We’re still not in beautiful 70° weather quite yet here, but many are already feeling the itch to eat lighter and sit someplace sunny. We had one really great Sunday afternoon recently of brilliant, perfect weather and it was as if the local parks/playgrounds spontaneously exploded with life. It was as if the whole city took the time to get outside for some free vitamin D and spend time with their families disconnected from gadgets for a change. It did my heart some good to see it. We need more of that. Winter — true winter — activities are fun, but I think we’re all ripe for warmer weather.
In the meantime, we’re getting a healthy dose of rain. I’m actually really enjoying the rain right now. It’s reminding me that new growth will occur. In fact, I already have San Marzano tomato sprouts started and about ready to transfer to their final home in a bigger container! After recently having a little fun learning about water bath canning and making my own homemade strawberry jam from Joanna Gaines’ Magnolia Table cookbook, I’m hoping to preserve some San Marzanos this summer!
With all of this freshness in mind, and trying to heal after some recent health challenges, we’ve been putting plenty more fresh produce on our plates.

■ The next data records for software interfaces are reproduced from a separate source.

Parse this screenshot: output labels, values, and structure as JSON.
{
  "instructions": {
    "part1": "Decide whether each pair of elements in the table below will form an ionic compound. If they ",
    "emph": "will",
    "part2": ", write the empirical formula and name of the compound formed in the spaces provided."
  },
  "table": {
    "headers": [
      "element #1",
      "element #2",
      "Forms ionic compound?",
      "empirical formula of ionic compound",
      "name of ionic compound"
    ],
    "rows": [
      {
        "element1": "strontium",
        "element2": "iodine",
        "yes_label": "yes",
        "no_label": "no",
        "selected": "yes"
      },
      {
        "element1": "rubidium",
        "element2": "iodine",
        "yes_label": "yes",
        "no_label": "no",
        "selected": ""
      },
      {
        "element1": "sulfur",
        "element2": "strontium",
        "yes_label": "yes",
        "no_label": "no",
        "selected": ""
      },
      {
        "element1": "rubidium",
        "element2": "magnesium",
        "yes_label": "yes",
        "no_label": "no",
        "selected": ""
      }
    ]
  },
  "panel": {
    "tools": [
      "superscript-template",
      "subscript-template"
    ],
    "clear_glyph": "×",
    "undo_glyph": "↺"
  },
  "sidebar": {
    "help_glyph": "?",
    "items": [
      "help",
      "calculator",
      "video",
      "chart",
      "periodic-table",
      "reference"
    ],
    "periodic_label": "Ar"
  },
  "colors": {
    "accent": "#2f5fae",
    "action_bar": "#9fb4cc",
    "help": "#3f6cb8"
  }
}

This week in particular, we opted for homemade Caesar salads from a recipe in the Betty Crocker Bridal Edition cookbook. With many versions of Caesar dressing on the store shelves laden with sugar and “junk” ingredients, it was rather fun and refreshing to make ours from scratch. Kraft has its place, sure. My brother, cousins, and I grew up on holiday weekend menus like taco salad tossed in Kraft Catalina. That was fine for then; but if I can make it myself now, you better believe I’m gonna try if I have the time.
Many claim to have first invented the Caesar salad and there’s really no irrefutable account of the origin. Frankly, I don’t care who created it. It’s delicious and has easily become a menu staple at restaurants all across the world. Fun factoid: the “original” Caesar salad was purportedly not made with briny, umami-imparting anchovies. Now, you can make all the faces you want at anchovies; but if you order a Caesar salad in a nice restaurant, the dressing is likely made with anchovy paste. Unless you’re eating Kraft Caesar dressing. In which case, enjoy your soybean oil!

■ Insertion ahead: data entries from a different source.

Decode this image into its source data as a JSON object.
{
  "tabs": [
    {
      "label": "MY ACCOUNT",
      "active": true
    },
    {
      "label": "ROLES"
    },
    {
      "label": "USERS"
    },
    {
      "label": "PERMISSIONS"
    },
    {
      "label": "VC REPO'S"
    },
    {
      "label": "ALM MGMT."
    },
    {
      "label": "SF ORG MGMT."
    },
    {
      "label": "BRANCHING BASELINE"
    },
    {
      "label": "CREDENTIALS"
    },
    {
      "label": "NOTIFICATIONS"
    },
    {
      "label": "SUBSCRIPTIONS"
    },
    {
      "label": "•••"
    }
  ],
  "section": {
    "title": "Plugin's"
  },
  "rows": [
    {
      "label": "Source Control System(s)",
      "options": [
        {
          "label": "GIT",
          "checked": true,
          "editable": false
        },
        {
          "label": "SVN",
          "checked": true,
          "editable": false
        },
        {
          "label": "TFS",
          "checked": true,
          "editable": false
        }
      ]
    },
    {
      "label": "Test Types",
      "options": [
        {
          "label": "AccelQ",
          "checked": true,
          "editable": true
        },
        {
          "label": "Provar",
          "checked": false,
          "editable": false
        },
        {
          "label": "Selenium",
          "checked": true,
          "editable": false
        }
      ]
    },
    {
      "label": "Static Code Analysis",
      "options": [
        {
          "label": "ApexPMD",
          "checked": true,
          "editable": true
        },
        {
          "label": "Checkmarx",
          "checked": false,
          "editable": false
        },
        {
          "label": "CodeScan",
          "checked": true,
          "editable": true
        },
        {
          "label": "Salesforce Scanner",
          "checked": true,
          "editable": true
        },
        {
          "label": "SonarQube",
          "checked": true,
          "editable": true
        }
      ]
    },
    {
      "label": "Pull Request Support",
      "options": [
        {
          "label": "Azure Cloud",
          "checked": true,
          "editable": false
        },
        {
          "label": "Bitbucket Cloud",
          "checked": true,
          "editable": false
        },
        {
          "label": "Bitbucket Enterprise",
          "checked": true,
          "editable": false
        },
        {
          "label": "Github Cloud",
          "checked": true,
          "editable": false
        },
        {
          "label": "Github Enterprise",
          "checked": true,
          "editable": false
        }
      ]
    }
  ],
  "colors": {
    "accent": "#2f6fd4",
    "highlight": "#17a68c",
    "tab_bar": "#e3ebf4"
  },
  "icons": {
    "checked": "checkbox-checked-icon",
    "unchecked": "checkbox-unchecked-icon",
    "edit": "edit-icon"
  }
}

I loved how this recipe was not only tasty, but fun to make as well. I was unable to find an exact copy online of the recipe from my book, but this one is the closest you can get. One difference is that my copy called for a wooden salad bowl (this acacia one works well and is a decent price) to be rubbed with half a clove of garlic. While this was a fun technique, I found it tedious and ended up just pressing the garlic through a mincer into the bowl halfway through. After rubbing the macerated garlic around, I expressed the juice from two small Meyer lemons from my garden directly into the bowl. The recipe calls for regular lemons, but I just love the extra sweetness and slightly different flavor of Meyer lemons!
The rest of the dressing ingredients are added and whisked around until you achieve a light tan dressing spread across the bottom of the bowl. The chopped romaine is then thrown in and gently tossed to coat each bite in the oleaginous goodness. The salad is finished with garlic croutons (I used New York Bakery Texas Toast Cheese and Garlic variety since we are after all in Texas) and grated Parmesan cheese. I cannot stress more to opt for Parmigiano-Reggiano here. It costs a little more, but is so much more flavorful than the powdered stuff in a can. Plus wouldn’t you rather eat a smaller amount of more satisfying and full flavor real Parm-Reg than a ton of the cheap can of mystery mix with wood pulp?
My modifications: I took a cue from the suggestions in the book to top ours with various proteins. One day we topped ours with Miners Mix Poultry Perfection seasoned-and-grilled chicken and the next was Mezzetta Basil Pesto marinated-and-broiled wild shrimp. They definitely enlivened the salads even more! Also, after making this dressing as suggested the first time, I cut corners the second go-round and just tossed all the dressing ingredients in my Tupperware Salad Dressing Shaker (you could also use a mason jar) for convenience. It was fun to whisk it all in the wooden salad bowl, but the shaker came in handy in a time crunch and didn’t alter the flavor one bit.
Though simple, this recipe was one of the most balanced ones in terms of dressing-to-ingredients I’ve tried! It ranks right up there with the awesome Caesar salad we had in Boston at the Fin Point Oyster Bar & Grille that came with marinated white anchovies. What is one of your favorite places to get a good Caesar?